▶ _Exercise instructions_: What is the count of lines in the material below that hold "this"? Answer with only that number.

▶ _Given data_:
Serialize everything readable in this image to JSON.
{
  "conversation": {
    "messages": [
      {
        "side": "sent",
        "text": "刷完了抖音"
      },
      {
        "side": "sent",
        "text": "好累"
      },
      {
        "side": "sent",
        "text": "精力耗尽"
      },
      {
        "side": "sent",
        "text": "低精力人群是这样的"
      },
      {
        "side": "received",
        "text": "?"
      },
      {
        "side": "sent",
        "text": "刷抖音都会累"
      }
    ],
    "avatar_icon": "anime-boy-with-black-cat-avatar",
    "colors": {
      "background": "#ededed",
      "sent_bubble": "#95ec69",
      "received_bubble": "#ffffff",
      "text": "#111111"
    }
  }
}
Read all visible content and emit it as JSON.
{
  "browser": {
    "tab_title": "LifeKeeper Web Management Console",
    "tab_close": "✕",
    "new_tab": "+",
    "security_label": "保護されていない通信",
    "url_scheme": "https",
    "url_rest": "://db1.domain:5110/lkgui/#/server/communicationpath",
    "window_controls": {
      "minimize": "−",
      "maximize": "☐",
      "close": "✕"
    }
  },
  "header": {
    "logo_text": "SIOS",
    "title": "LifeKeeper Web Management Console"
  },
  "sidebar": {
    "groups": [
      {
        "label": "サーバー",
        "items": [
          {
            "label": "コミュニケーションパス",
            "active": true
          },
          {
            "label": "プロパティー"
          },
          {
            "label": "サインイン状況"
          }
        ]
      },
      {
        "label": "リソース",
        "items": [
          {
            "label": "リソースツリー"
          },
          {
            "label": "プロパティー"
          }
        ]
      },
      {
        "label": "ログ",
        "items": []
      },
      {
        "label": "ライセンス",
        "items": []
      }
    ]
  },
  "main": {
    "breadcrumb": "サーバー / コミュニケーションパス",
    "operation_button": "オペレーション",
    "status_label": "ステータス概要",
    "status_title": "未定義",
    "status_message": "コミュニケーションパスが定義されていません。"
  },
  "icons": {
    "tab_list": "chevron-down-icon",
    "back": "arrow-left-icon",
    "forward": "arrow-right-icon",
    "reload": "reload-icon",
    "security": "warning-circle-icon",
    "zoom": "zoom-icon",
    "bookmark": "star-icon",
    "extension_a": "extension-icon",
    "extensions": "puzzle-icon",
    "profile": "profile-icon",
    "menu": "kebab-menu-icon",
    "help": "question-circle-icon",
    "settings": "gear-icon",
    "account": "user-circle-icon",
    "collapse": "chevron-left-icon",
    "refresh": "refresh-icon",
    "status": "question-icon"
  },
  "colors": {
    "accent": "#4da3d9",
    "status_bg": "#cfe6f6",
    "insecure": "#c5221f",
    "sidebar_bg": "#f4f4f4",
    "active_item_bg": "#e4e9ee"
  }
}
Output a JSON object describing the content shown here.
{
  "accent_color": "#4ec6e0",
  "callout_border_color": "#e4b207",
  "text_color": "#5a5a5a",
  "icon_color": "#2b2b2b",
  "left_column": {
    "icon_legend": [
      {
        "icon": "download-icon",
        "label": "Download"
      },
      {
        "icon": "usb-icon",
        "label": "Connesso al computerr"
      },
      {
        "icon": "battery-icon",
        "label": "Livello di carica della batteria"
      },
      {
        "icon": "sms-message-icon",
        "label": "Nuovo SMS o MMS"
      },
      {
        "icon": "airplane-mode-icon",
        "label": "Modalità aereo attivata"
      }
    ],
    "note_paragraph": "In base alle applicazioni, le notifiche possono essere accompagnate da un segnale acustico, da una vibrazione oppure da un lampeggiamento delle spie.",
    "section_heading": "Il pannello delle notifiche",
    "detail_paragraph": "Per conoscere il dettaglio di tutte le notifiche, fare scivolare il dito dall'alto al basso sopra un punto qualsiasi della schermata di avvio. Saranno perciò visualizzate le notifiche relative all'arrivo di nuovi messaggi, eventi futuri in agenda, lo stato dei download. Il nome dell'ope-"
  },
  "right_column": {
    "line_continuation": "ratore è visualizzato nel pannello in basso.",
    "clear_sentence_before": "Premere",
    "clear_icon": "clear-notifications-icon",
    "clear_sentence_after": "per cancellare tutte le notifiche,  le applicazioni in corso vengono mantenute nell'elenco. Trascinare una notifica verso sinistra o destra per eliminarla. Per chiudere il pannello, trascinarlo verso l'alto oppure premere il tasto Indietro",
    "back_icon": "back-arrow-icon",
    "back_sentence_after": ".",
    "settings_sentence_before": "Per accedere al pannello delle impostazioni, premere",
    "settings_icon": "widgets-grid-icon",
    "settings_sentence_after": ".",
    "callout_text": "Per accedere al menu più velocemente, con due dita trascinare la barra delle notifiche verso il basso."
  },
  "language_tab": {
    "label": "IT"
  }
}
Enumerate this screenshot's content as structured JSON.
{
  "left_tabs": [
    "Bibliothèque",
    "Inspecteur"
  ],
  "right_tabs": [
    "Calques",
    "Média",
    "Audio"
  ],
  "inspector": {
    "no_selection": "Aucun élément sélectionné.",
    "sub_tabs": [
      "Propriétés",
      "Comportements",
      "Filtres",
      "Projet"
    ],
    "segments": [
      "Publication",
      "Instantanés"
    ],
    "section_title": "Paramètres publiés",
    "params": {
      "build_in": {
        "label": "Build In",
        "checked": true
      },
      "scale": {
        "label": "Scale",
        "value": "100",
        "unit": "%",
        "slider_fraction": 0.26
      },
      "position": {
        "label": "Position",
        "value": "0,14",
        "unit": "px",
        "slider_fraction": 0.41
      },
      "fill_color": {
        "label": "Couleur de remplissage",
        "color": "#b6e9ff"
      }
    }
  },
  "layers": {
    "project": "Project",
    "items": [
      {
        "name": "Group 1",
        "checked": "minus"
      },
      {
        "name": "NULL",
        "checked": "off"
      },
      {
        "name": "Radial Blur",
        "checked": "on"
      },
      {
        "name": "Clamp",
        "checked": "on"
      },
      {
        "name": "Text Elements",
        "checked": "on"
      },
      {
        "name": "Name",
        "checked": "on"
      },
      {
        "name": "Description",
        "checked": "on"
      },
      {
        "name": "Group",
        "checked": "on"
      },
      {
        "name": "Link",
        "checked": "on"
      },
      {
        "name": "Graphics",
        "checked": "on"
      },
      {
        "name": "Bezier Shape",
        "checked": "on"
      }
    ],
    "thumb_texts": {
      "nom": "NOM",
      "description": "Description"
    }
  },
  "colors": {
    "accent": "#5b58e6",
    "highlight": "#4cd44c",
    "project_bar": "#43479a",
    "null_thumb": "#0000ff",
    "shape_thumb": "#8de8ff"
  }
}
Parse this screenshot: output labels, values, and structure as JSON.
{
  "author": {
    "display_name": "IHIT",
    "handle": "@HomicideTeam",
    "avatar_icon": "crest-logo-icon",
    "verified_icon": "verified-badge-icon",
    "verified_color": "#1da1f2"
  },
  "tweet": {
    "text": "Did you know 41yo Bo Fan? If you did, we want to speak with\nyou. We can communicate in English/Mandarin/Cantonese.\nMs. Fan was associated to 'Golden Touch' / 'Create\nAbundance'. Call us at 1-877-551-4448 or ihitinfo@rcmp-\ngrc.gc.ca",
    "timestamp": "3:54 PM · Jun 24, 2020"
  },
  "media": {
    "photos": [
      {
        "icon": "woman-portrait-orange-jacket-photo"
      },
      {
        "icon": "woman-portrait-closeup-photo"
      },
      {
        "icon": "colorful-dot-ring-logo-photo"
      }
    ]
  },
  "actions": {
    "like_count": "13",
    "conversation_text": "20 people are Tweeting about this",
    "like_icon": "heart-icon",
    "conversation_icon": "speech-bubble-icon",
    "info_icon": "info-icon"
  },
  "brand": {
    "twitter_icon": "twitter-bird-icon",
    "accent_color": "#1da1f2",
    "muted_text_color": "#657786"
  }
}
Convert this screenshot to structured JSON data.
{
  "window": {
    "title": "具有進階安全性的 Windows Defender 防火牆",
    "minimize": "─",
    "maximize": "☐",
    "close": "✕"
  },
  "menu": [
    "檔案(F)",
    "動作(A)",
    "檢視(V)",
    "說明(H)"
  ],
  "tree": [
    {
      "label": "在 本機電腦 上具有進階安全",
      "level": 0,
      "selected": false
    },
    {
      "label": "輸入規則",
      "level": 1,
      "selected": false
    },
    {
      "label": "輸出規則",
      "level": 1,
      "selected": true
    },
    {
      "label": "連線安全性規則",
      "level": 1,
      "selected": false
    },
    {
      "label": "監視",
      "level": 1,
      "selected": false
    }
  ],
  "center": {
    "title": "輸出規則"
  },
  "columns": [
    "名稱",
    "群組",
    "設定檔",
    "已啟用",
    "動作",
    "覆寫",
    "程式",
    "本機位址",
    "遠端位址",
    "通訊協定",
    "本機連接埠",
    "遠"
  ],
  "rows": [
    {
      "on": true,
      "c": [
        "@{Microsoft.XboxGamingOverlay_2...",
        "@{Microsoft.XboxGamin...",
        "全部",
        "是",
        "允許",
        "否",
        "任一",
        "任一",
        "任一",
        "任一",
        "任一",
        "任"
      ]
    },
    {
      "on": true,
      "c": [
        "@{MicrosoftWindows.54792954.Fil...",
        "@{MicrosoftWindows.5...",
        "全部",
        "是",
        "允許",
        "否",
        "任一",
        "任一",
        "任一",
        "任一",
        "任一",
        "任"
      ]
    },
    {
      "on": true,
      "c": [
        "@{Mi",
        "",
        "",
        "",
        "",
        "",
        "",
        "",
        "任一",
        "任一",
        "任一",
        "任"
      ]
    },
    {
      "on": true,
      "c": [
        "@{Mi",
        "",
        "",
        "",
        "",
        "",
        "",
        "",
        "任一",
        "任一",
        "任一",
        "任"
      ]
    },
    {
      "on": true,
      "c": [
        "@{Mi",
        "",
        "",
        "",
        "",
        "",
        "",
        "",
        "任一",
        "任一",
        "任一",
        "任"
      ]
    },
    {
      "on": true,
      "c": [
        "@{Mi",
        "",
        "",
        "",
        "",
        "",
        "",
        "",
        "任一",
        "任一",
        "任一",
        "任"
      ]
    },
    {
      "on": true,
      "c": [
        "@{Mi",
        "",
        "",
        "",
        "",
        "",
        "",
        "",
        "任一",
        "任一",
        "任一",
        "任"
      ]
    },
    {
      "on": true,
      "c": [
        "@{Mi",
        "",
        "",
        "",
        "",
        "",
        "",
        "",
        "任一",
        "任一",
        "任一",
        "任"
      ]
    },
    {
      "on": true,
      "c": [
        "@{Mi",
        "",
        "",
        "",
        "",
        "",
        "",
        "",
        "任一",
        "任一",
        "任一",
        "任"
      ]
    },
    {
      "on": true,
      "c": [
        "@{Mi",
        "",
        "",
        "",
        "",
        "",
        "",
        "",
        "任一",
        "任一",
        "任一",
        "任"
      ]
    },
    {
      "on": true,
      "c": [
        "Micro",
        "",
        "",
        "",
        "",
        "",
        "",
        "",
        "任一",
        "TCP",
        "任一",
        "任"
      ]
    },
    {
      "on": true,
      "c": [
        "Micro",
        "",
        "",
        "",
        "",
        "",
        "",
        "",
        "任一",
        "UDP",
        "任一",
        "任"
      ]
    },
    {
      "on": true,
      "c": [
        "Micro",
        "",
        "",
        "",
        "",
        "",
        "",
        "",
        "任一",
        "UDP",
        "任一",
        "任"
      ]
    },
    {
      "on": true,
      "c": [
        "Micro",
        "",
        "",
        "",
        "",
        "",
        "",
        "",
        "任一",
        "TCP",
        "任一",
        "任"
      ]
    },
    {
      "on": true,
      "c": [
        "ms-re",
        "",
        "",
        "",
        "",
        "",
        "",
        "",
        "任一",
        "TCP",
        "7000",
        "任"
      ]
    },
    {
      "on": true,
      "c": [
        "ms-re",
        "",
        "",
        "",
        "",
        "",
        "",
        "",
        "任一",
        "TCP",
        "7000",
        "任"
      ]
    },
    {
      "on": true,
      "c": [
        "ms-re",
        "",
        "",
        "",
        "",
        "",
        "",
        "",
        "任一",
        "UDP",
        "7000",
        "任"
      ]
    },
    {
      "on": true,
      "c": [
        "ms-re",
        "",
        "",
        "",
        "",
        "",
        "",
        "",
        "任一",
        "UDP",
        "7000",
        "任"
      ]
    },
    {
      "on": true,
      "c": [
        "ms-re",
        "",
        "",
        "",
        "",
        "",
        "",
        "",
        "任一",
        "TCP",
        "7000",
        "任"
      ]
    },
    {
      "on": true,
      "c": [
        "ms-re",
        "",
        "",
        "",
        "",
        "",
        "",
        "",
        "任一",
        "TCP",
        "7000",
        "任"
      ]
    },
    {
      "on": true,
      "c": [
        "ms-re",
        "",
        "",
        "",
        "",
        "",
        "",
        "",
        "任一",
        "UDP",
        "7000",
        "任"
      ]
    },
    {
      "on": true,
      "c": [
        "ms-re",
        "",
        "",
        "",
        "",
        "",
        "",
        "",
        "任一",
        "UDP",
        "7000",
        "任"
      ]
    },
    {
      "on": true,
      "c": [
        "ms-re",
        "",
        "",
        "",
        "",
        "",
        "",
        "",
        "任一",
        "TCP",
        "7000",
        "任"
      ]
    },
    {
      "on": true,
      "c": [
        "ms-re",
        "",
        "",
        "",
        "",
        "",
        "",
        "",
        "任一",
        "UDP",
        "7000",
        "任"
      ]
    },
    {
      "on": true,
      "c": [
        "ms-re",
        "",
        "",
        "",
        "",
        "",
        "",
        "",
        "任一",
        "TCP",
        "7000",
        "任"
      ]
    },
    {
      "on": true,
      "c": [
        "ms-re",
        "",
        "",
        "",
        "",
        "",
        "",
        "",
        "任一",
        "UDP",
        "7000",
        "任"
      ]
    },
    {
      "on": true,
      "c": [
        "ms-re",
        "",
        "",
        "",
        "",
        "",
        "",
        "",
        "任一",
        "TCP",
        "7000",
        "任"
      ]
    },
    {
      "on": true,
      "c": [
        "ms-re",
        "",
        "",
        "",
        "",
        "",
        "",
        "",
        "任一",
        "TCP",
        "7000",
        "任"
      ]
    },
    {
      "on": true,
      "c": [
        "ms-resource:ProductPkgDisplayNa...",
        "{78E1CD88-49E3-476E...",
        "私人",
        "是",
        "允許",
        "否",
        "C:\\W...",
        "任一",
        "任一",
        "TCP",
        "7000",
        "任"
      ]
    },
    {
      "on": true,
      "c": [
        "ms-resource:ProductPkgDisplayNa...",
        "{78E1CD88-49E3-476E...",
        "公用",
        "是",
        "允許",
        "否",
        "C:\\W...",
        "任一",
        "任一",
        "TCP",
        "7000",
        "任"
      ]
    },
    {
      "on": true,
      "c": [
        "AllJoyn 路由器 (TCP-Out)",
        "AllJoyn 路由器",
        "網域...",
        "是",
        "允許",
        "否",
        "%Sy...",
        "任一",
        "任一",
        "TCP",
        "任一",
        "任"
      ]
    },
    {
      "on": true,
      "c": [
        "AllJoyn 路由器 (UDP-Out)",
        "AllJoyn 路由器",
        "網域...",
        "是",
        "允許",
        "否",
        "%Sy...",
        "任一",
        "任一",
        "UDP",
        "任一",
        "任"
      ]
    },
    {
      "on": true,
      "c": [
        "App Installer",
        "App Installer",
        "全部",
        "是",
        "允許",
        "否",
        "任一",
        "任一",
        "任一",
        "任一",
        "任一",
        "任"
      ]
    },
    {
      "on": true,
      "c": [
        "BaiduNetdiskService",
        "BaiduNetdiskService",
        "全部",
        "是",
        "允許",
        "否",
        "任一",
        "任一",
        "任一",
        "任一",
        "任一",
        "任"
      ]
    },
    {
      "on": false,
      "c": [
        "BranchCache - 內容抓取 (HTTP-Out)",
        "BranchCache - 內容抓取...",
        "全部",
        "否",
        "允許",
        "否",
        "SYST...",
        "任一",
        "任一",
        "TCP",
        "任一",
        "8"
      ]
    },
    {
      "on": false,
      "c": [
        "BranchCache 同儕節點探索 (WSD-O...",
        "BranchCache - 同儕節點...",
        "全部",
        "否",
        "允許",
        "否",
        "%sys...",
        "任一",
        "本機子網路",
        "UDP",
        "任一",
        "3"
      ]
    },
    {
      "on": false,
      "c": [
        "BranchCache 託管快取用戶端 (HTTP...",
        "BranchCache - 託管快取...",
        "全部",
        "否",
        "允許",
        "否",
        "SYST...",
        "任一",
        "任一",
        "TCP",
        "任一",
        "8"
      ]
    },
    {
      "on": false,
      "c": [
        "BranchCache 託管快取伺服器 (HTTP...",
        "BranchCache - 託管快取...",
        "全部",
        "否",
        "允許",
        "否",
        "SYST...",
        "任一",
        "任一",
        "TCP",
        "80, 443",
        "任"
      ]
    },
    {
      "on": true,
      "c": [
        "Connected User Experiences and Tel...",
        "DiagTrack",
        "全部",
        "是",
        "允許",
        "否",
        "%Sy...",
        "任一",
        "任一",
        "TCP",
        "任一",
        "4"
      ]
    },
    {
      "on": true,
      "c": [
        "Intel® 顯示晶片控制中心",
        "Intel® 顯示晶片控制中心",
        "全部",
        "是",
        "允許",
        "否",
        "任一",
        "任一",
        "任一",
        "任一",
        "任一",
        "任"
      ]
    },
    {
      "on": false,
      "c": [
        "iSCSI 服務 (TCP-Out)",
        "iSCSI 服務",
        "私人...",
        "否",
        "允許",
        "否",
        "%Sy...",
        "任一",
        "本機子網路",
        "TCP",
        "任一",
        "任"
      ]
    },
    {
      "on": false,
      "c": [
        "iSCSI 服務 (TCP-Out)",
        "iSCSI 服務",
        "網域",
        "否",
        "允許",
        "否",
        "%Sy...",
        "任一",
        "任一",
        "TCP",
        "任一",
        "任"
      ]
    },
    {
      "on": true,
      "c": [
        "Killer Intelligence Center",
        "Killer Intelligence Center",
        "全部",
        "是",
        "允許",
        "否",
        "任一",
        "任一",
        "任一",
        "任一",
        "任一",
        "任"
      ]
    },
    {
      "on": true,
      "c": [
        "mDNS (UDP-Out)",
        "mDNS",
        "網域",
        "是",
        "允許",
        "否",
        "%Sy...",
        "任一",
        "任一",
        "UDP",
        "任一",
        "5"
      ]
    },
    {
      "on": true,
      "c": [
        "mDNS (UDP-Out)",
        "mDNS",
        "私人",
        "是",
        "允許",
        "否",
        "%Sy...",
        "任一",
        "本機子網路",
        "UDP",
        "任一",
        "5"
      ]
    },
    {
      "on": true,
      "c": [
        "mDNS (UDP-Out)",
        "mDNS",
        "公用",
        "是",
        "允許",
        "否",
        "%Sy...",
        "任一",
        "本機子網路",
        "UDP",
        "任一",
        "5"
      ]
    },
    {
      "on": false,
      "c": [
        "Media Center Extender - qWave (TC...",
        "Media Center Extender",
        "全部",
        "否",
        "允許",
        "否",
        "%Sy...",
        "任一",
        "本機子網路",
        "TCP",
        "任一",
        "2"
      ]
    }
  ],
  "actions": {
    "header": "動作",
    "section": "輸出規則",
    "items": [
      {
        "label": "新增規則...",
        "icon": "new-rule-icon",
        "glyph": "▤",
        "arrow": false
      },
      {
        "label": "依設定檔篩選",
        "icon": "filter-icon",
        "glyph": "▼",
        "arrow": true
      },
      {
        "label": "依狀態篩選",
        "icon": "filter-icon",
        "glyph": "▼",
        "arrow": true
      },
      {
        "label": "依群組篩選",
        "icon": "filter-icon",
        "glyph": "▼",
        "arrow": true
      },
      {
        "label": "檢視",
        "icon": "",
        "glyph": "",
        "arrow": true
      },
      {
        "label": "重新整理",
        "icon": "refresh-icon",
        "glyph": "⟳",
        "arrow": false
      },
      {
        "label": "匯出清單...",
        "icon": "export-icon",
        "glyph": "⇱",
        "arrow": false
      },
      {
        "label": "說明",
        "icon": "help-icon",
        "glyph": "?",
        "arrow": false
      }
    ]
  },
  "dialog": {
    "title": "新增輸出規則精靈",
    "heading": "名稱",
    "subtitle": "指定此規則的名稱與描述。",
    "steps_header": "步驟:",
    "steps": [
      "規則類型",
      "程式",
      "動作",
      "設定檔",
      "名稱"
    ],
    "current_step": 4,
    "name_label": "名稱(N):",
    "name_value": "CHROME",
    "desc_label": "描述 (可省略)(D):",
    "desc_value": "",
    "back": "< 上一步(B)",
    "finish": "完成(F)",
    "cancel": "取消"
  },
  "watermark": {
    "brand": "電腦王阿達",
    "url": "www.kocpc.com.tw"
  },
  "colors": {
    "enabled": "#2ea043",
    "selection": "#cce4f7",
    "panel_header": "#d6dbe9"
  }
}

▶ _Task result_: 5